Jake Long (drums), Nubya Garcia (saxophone/flute), Shirley Tetteh (guitar), Amané Suganami (piano/wurlitzer), Twm Dylan (double bass) and Tim Doyle (percussion) stretching out at the Boiler Room in June 2017. They’ve gone from strength to strength, and in November 2018 they released their long-awaited first album, There Is A Place, a beautifully uplifting collection of songs that recalls the music of some of the pioneers of spiritual jazz. I hear echoes of Pharaoh Sanders, Alice Coltrane, Gato Barbieri and Don Cherry. I can’t stop playing it. It’s my record of the year – There Is A Place.

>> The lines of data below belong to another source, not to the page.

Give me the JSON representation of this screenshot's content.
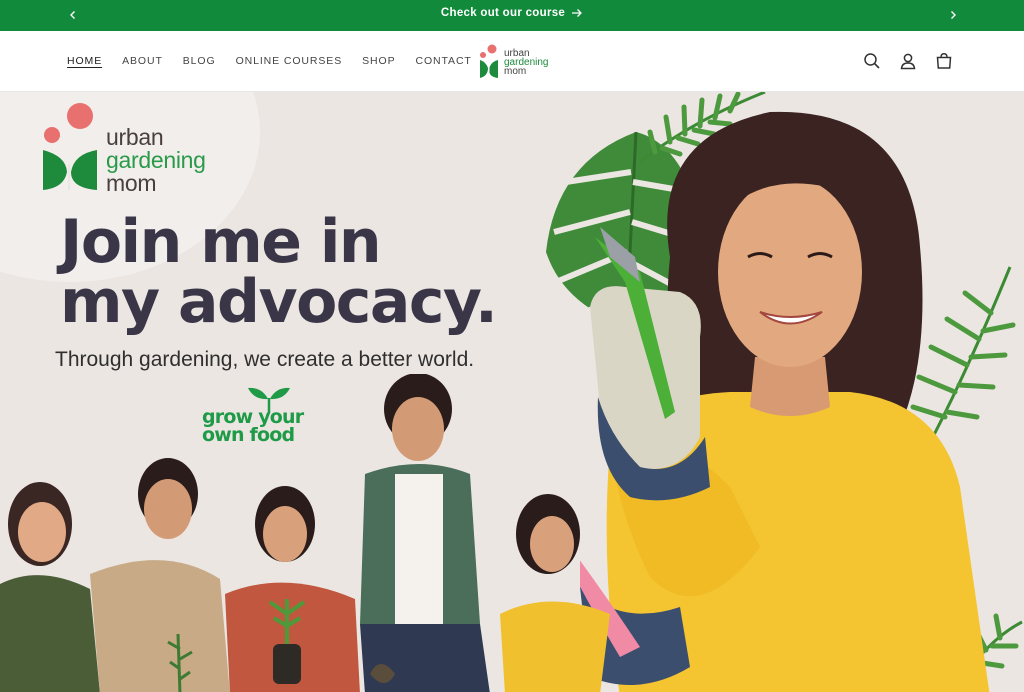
{
  "announcement": {
    "text": "Check out our course",
    "prev_icon": "chevron-left-icon",
    "next_icon": "chevron-right-icon",
    "background": "#118a3c"
  },
  "nav": {
    "items": [
      {
        "label": "HOME",
        "active": true
      },
      {
        "label": "ABOUT",
        "active": false
      },
      {
        "label": "BLOG",
        "active": false
      },
      {
        "label": "ONLINE COURSES",
        "active": false
      },
      {
        "label": "SHOP",
        "active": false
      },
      {
        "label": "CONTACT",
        "active": false
      }
    ]
  },
  "header_logo": {
    "line1": "urban",
    "line2": "gardening",
    "line3": "mom"
  },
  "header_icons": [
    "search-icon",
    "account-icon",
    "cart-icon"
  ],
  "hero": {
    "brand": {
      "line1": "urban",
      "line2": "gardening",
      "line3": "mom"
    },
    "headline_line1": "Join me in",
    "headline_line2": "my advocacy.",
    "subheadline": "Through gardening, we create a better world.",
    "badge_line1": "grow your",
    "badge_line2": "own food"
  },
  "colors": {
    "brand_green": "#1e8a3c",
    "headline": "#3a3648",
    "logo_pink": "#e8706e",
    "hero_bg": "#ebe6e2"
  }
}
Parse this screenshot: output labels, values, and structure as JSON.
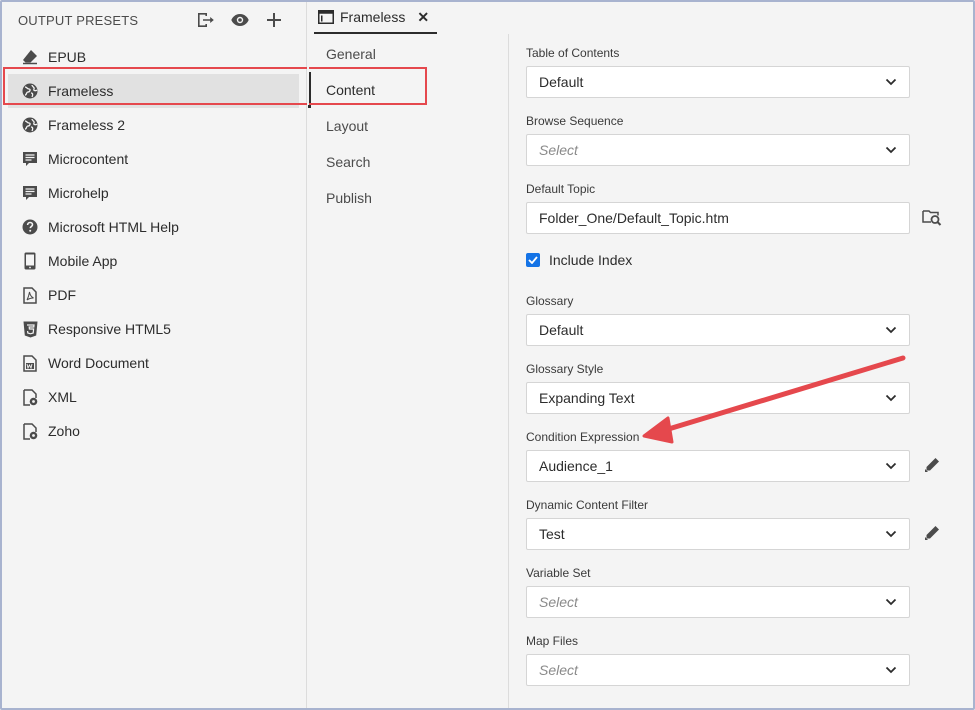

I found this video on Boxing Day at a fascinating website I just discovered called Arbutus Yarns, a great treasure house of Irish music built by Myles O’Reilly and furnished with all the gorgeous first-hand unadulterated musical beauty he can find. I think I’ll be visiting him again – Arbutus Yarns.
Brazilian dance ensemble Grupo Corpo performing their 1997 piece Parabelo, choreographed by Rodrigo Pederneiras with music by Tom Zé and Zé Miguel Wisnik. “From working and devotional chants, from the memory of the rhythmic baião and from the exuberant and an ever present, entangled, rhythmic points and counterpoints, emerges choreography full of hip swaying and feet stamping. It’s a ravishing statement of maturity and of the expressive teachings, developed throughout many years, by the maker of Missa do Orfanato and Sete ou Oito Peças para um Ballet.”
Brazilian dance ensemble Grupo Corpo performing their 1996 piece Bach, (“it’s like a game between what one hears and what one sees”), choreographed by Rodrigo Pederneiras with music by Marco Antônio Guimarães (channelling J.S.Bach).